### Dataset rows describing interfaces
........
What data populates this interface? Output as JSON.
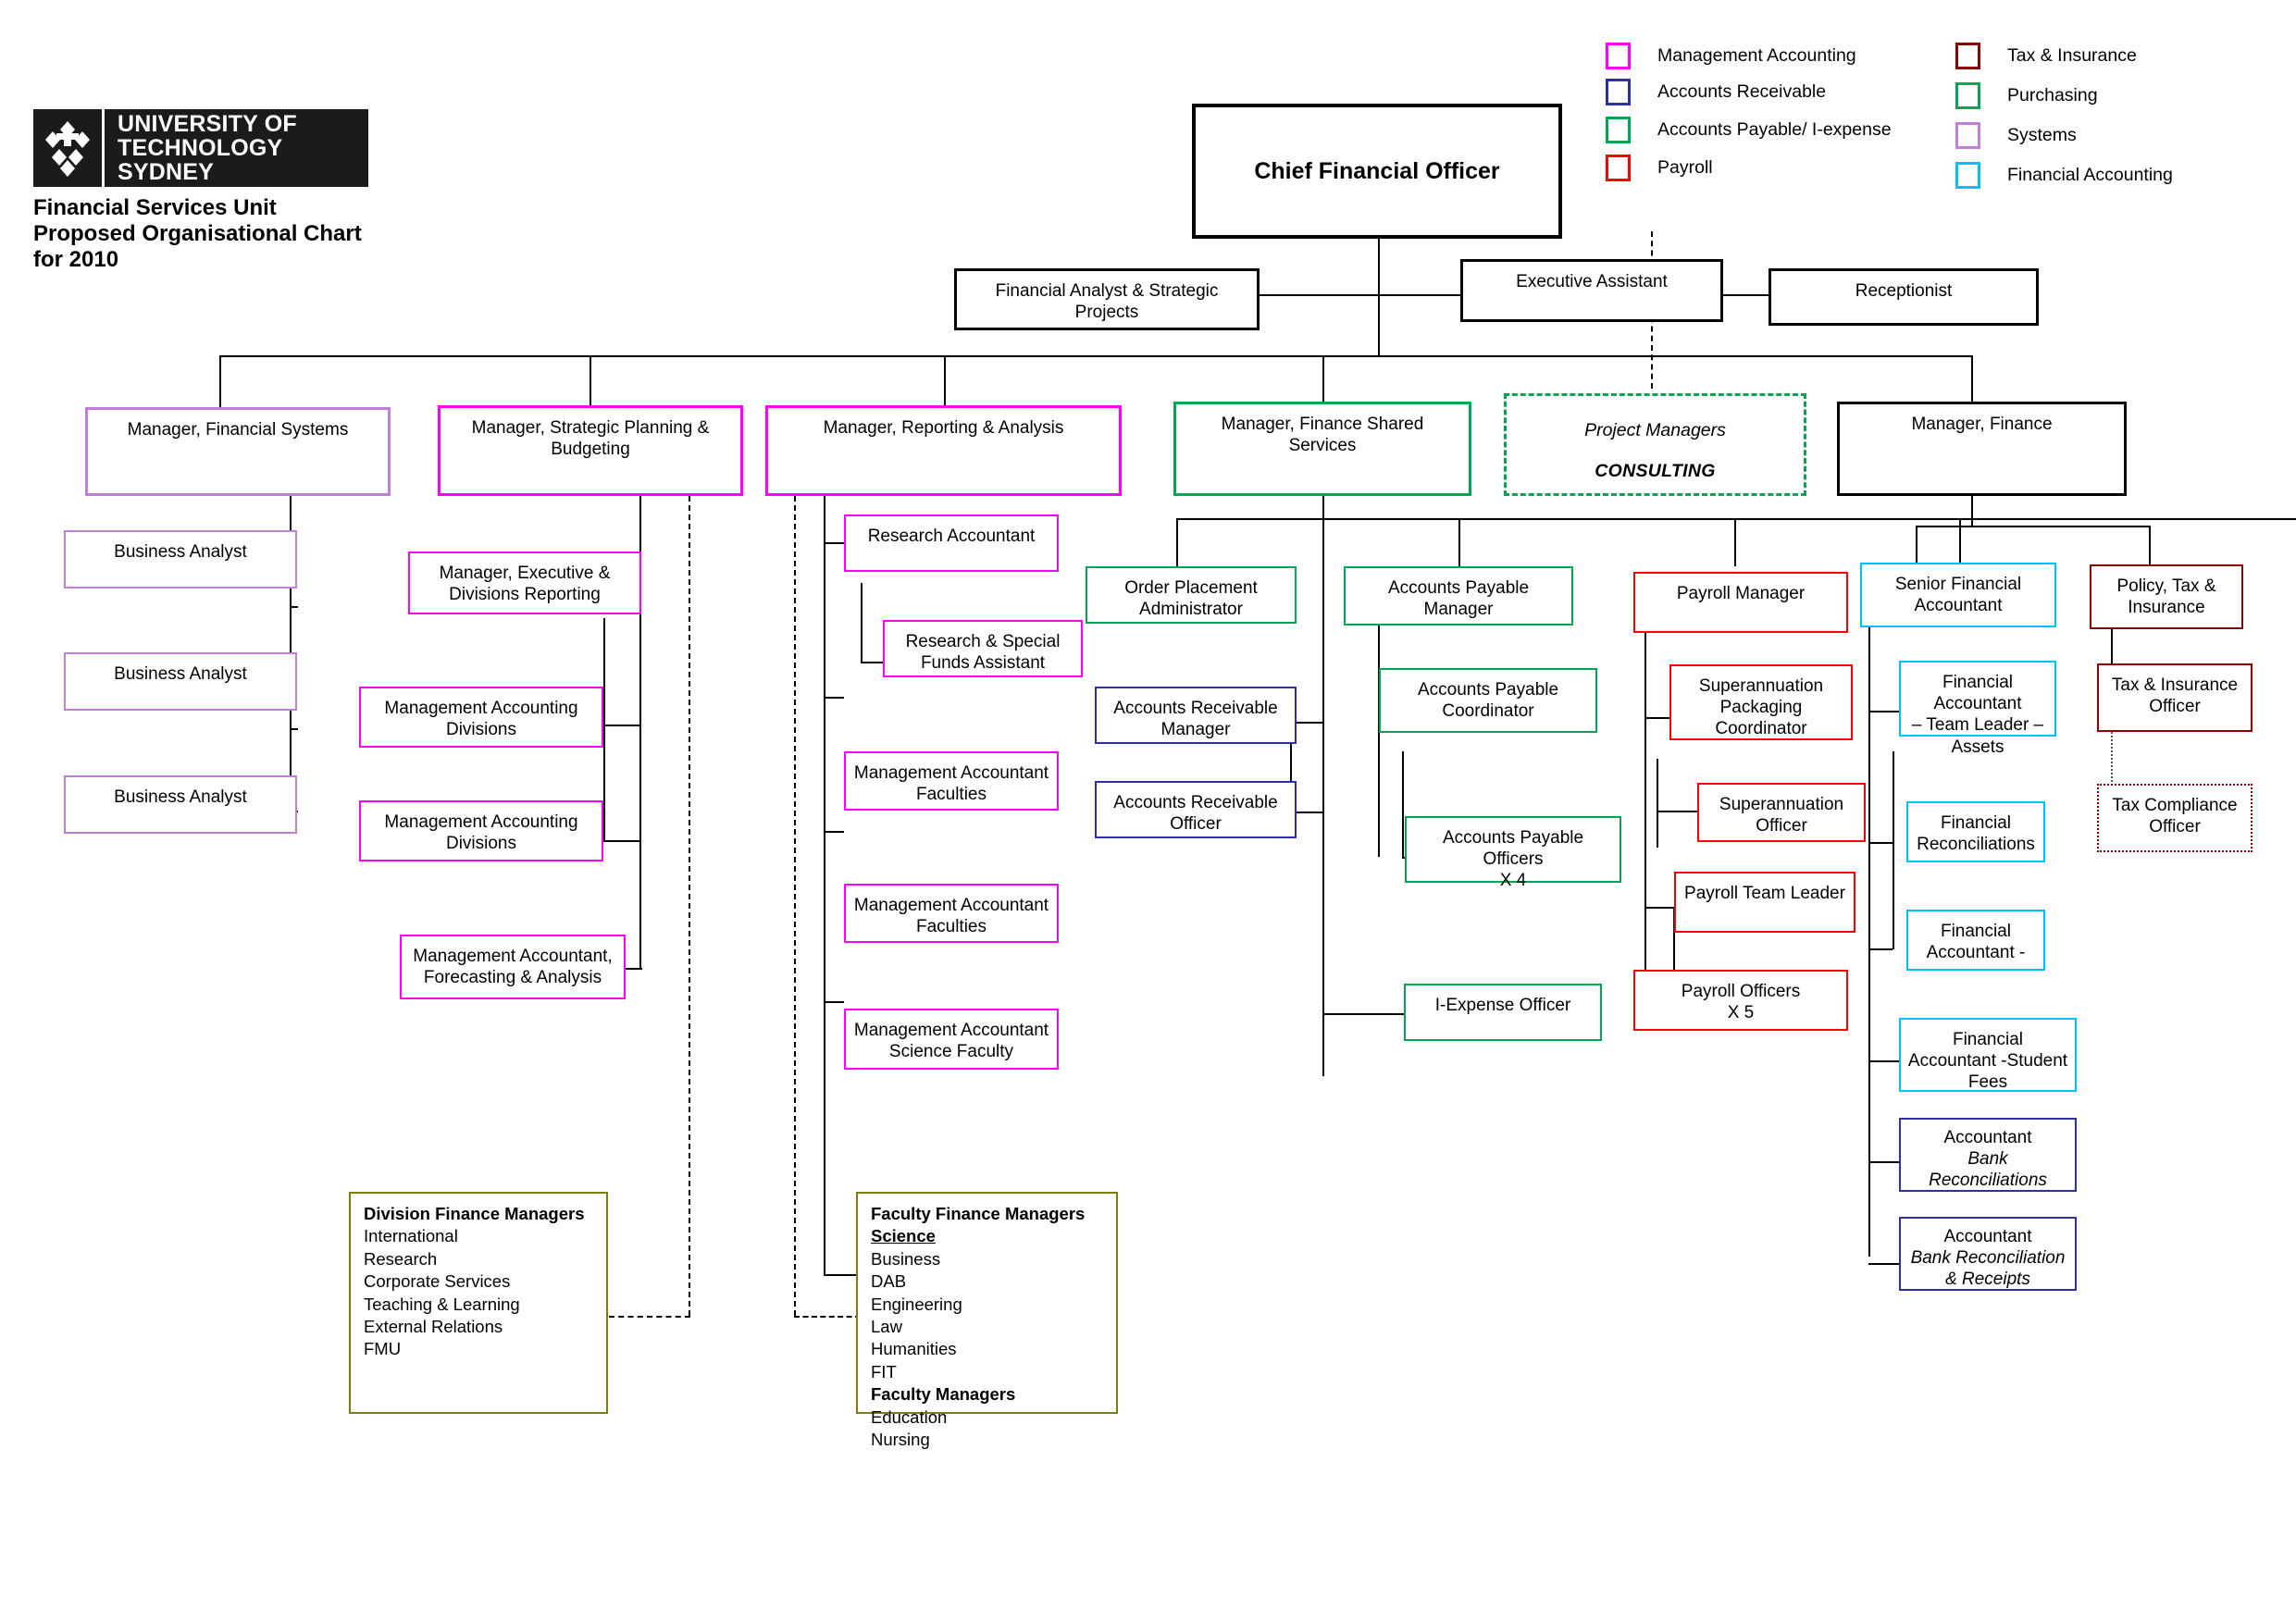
{
  "brand": {
    "logo_line1": "UNIVERSITY OF",
    "logo_line2": "TECHNOLOGY SYDNEY",
    "logo_icon": "uts-diamond-logo"
  },
  "title": {
    "line1": "Financial Services Unit",
    "line2": "Proposed Organisational Chart",
    "line3": "for 2010"
  },
  "colors": {
    "management_accounting": "#ff00ff",
    "accounts_receivable": "#2f2f9f",
    "accounts_payable_iexpense": "#00a651",
    "payroll": "#ff0000",
    "tax_insurance": "#8b0000",
    "purchasing": "#00a651",
    "systems": "#c080d8",
    "financial_accounting": "#00bfff",
    "black": "#000000",
    "olive": "#808000"
  },
  "legend": {
    "left": [
      {
        "label": "Management Accounting",
        "color": "#ff00ff",
        "icon": "legend-swatch"
      },
      {
        "label": "Accounts Receivable",
        "color": "#2f2f9f",
        "icon": "legend-swatch"
      },
      {
        "label": "Accounts Payable/ I-expense",
        "color": "#00a651",
        "icon": "legend-swatch"
      },
      {
        "label": "Payroll",
        "color": "#ff0000",
        "icon": "legend-swatch"
      }
    ],
    "right": [
      {
        "label": "Tax & Insurance",
        "color": "#8b0000",
        "icon": "legend-swatch"
      },
      {
        "label": "Purchasing",
        "color": "#00a651",
        "icon": "legend-swatch"
      },
      {
        "label": "Systems",
        "color": "#c080d8",
        "icon": "legend-swatch"
      },
      {
        "label": "Financial Accounting",
        "color": "#00bfff",
        "icon": "legend-swatch"
      }
    ]
  },
  "chart_data": {
    "type": "diagram",
    "title": "Financial Services Unit Proposed Organisational Chart for 2010",
    "nodes": {
      "cfo": "Chief Financial Officer",
      "financial_analyst": "Financial Analyst & Strategic Projects",
      "executive_assistant": "Executive Assistant",
      "receptionist": "Receptionist",
      "mgr_financial_systems": "Manager, Financial Systems",
      "mgr_strategic_planning": "Manager, Strategic Planning & Budgeting",
      "mgr_reporting_analysis": "Manager, Reporting & Analysis",
      "mgr_finance_shared": "Manager, Finance Shared Services",
      "project_managers_l1": "Project Managers",
      "project_managers_l2": "CONSULTING",
      "mgr_finance": "Manager, Finance",
      "business_analyst_1": "Business Analyst",
      "business_analyst_2": "Business Analyst",
      "business_analyst_3": "Business Analyst",
      "mgr_exec_divisions_reporting": "Manager, Executive & Divisions Reporting",
      "mgmt_acct_divisions_1": "Management Accounting Divisions",
      "mgmt_acct_divisions_2": "Management Accounting Divisions",
      "mgmt_accountant_forecasting": "Management Accountant, Forecasting & Analysis",
      "research_accountant": "Research Accountant",
      "research_special_funds": "Research & Special Funds Assistant",
      "mgmt_accountant_faculties_1": "Management Accountant Faculties",
      "mgmt_accountant_faculties_2": "Management Accountant Faculties",
      "mgmt_accountant_science": "Management Accountant Science Faculty",
      "order_placement_admin": "Order Placement Administrator",
      "ar_manager": "Accounts Receivable Manager",
      "ar_officer": "Accounts Receivable Officer",
      "ap_manager": "Accounts Payable Manager",
      "ap_coordinator": "Accounts Payable Coordinator",
      "ap_officers": "Accounts Payable Officers X 4",
      "iexpense_officer": "I-Expense Officer",
      "payroll_manager": "Payroll Manager",
      "super_packaging_coord": "Superannuation Packaging Coordinator",
      "super_officer": "Superannuation Officer",
      "payroll_team_leader": "Payroll Team Leader",
      "payroll_officers": "Payroll Officers X 5",
      "senior_financial_accountant": "Senior Financial Accountant",
      "fa_team_leader_assets": "Financial Accountant – Team Leader – Assets",
      "financial_reconciliations": "Financial Reconciliations",
      "financial_accountant_dash": "Financial Accountant -",
      "fa_student_fees": "Financial Accountant -Student Fees",
      "accountant_bank_recs": "Accountant Bank Reconciliations",
      "accountant_bank_rec_receipts": "Accountant Bank Reconciliation & Receipts",
      "policy_tax_insurance": "Policy, Tax & Insurance",
      "tax_insurance_officer": "Tax & Insurance Officer",
      "tax_compliance_officer": "Tax Compliance Officer",
      "division_finance_managers": "Division Finance Managers",
      "faculty_finance_managers": "Faculty Finance Managers"
    }
  },
  "boxes": {
    "cfo": {
      "label": "Chief Financial Officer"
    },
    "financial_analyst": {
      "label": "Financial Analyst & Strategic\nProjects"
    },
    "executive_assistant": {
      "label": "Executive Assistant"
    },
    "receptionist": {
      "label": "Receptionist"
    },
    "mgr_financial_systems": {
      "label": "Manager, Financial Systems"
    },
    "mgr_strategic_planning": {
      "label": "Manager, Strategic Planning &\nBudgeting"
    },
    "mgr_reporting_analysis": {
      "label": "Manager, Reporting & Analysis"
    },
    "mgr_finance_shared": {
      "label": "Manager, Finance Shared\nServices"
    },
    "project_managers": {
      "line1": "Project Managers",
      "line2": "CONSULTING"
    },
    "mgr_finance": {
      "label": "Manager, Finance"
    },
    "business_analyst_1": {
      "label": "Business Analyst"
    },
    "business_analyst_2": {
      "label": "Business Analyst"
    },
    "business_analyst_3": {
      "label": "Business Analyst"
    },
    "mgr_exec_divisions_reporting": {
      "label": "Manager, Executive &\nDivisions Reporting"
    },
    "mgmt_acct_divisions_1": {
      "label": "Management Accounting\nDivisions"
    },
    "mgmt_acct_divisions_2": {
      "label": "Management Accounting\nDivisions"
    },
    "mgmt_accountant_forecasting": {
      "label": "Management Accountant,\nForecasting & Analysis"
    },
    "research_accountant": {
      "label": "Research Accountant"
    },
    "research_special_funds": {
      "label": "Research & Special\nFunds Assistant"
    },
    "mgmt_accountant_faculties_1": {
      "label": "Management Accountant\nFaculties"
    },
    "mgmt_accountant_faculties_2": {
      "label": "Management Accountant\nFaculties"
    },
    "mgmt_accountant_science": {
      "label": "Management Accountant\nScience Faculty"
    },
    "order_placement_admin": {
      "label": "Order Placement\nAdministrator"
    },
    "ar_manager": {
      "label": "Accounts Receivable\nManager"
    },
    "ar_officer": {
      "label": "Accounts Receivable\nOfficer"
    },
    "ap_manager": {
      "label": "Accounts Payable Manager"
    },
    "ap_coordinator": {
      "label": "Accounts Payable\nCoordinator"
    },
    "ap_officers": {
      "label": "Accounts Payable Officers\nX 4"
    },
    "iexpense_officer": {
      "label": "I-Expense Officer"
    },
    "payroll_manager": {
      "label": "Payroll Manager"
    },
    "super_packaging_coord": {
      "label": "Superannuation\nPackaging\nCoordinator"
    },
    "super_officer": {
      "label": "Superannuation\nOfficer"
    },
    "payroll_team_leader": {
      "label": "Payroll Team Leader"
    },
    "payroll_officers": {
      "label": "Payroll Officers\nX 5"
    },
    "senior_financial_accountant": {
      "label": "Senior Financial\nAccountant"
    },
    "fa_team_leader_assets": {
      "label": "Financial Accountant\n– Team Leader –\nAssets"
    },
    "financial_reconciliations": {
      "label": "Financial\nReconciliations"
    },
    "financial_accountant_dash": {
      "label": "Financial\nAccountant -"
    },
    "fa_student_fees": {
      "label": "Financial\nAccountant -Student\nFees"
    },
    "accountant_bank_recs": {
      "line1": "Accountant",
      "line2": "Bank\nReconciliations"
    },
    "accountant_bank_rec_receipts": {
      "line1": "Accountant",
      "line2": "Bank Reconciliation\n& Receipts"
    },
    "policy_tax_insurance": {
      "label": "Policy, Tax &\nInsurance"
    },
    "tax_insurance_officer": {
      "label": "Tax & Insurance\nOfficer"
    },
    "tax_compliance_officer": {
      "label": "Tax Compliance\nOfficer"
    },
    "division_finance_managers": {
      "header": "Division Finance Managers",
      "items": [
        "International",
        "Research",
        "Corporate Services",
        "Teaching & Learning",
        "External Relations",
        "FMU"
      ]
    },
    "faculty_finance_managers": {
      "header": "Faculty Finance Managers",
      "header_underlined": "Science",
      "items": [
        "Business",
        "DAB",
        "Engineering",
        "Law",
        "Humanities",
        "FIT"
      ],
      "subheader": "Faculty Managers",
      "subitems": [
        "Education",
        "Nursing"
      ]
    }
  }
}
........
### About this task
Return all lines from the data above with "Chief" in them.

### Result
      "cfo": "Chief Financial Officer",
      "label": "Chief Financial Officer"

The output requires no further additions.